Definition of Business Process
Business Process is defined a collection of interrelated work tasks, initiated in response to an event that achieves a specific result for the customer of the process. A business process often spans departments – it could start with an event that occurs in sales and ends with shipment of goods. The customer may be an internal person. For example, when an employee requests supplies, the employee will be the customer.
The objective of the BPR will dictate the level of detail and information collected. For the purposes of this article, we have assumed that business process is deemed to have many problems and it is being reviewed to improve the existing processes. Improving a business process is not always about replacing the system. The problems may also be related to the process itself, training, infrastructure or motivation.
The people in the trenches doing the day-to-day work should be interviewed to describe their process in a day-in-the-life fashion. These people are often describes as subject matter experts (SMEs). It’s not good enough that they just describe it. They also need to show you how they do it. You need to encourage the SMEs to also describe any problems with the existing process and to indicate which problems are serious in their opinion.
Business Process Report
The report should consist of a high-level process map using the swimlane approach with each symbol tied back to a detailed discussion which consists of the step in the process, problems related to the step, the type of problem, the impact of the problem and the system requirements (if replacement or enhancement of the system is under consideration). The requirements are based on maintaining the existing processes that are needed as well as requirements to overcome the problems. There should also be a reference to any documents or screens that were used to describe the process. When we perform the BPR, we use one monitor to record the discussion and another to view the screens and documents described. As needed, we ask the SMEs to pause and we take a snapshot of the screen using a great tool called SnagIt. When we are complete, we get the SMEs to update their section of the BPR with their feedback.

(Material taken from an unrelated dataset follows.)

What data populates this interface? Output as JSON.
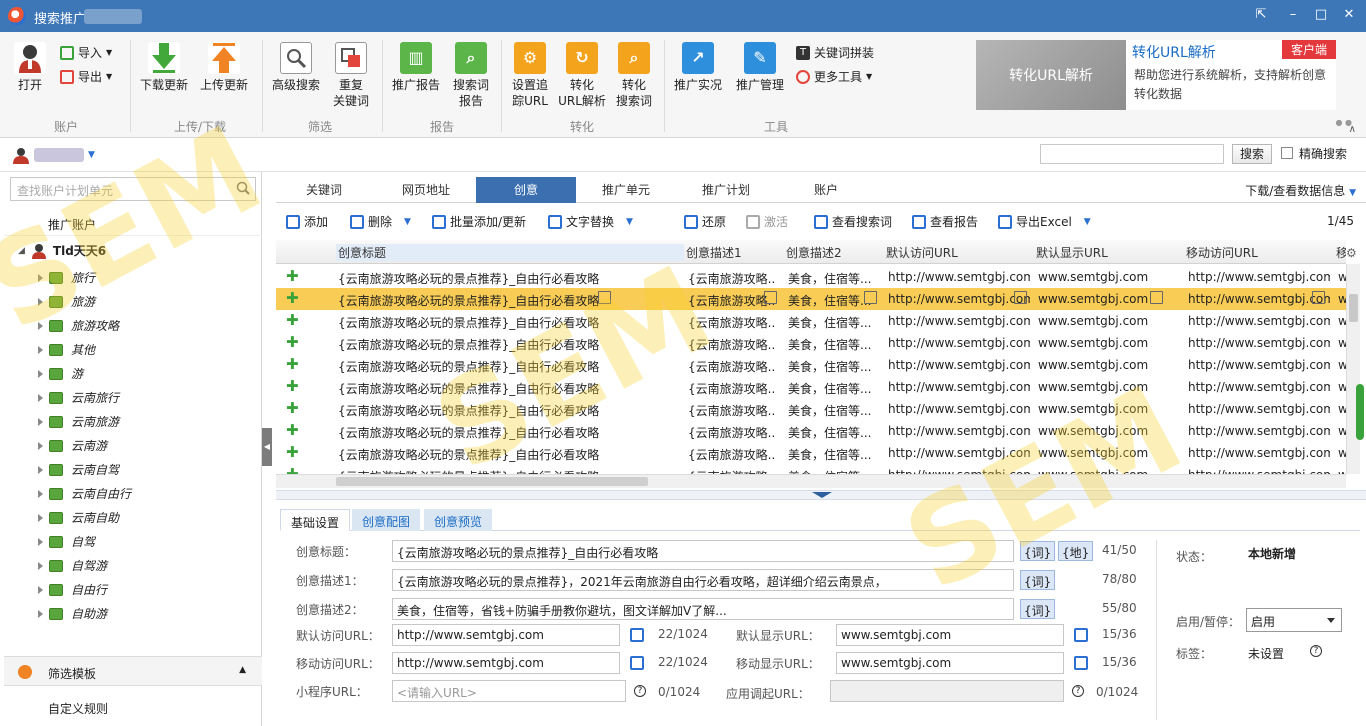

Sample Process Map /Swimlane
Sample Business Process Report
Business Process Improvement
If there are many problems with the system, then the requirements from the BPR are merged with best practice requirements for the industry and are submitted for review and prioritization. These requirements are wrapped in an RFP and issued to the existing vendor and potentially to other vendors to evaluate their ability to meet the requirements. This leads to a series of demonstrations, contract negotiation and an upgrade or a replacement of the existing system. Our approach is not to create the To-Be business process when the system is going to be replaced or significantly enhanced. Why not leverage the business processes already implemented by the vendor which they claim are best practice? However if the system is not the culprit, then brainstorming is required to address the problems and create the To-Be business process. As well, there may be processes that are unique and the vendor is not able to apply their best practice in which case there needs to be a design of the To-Be business process by the SMEs and the vendors.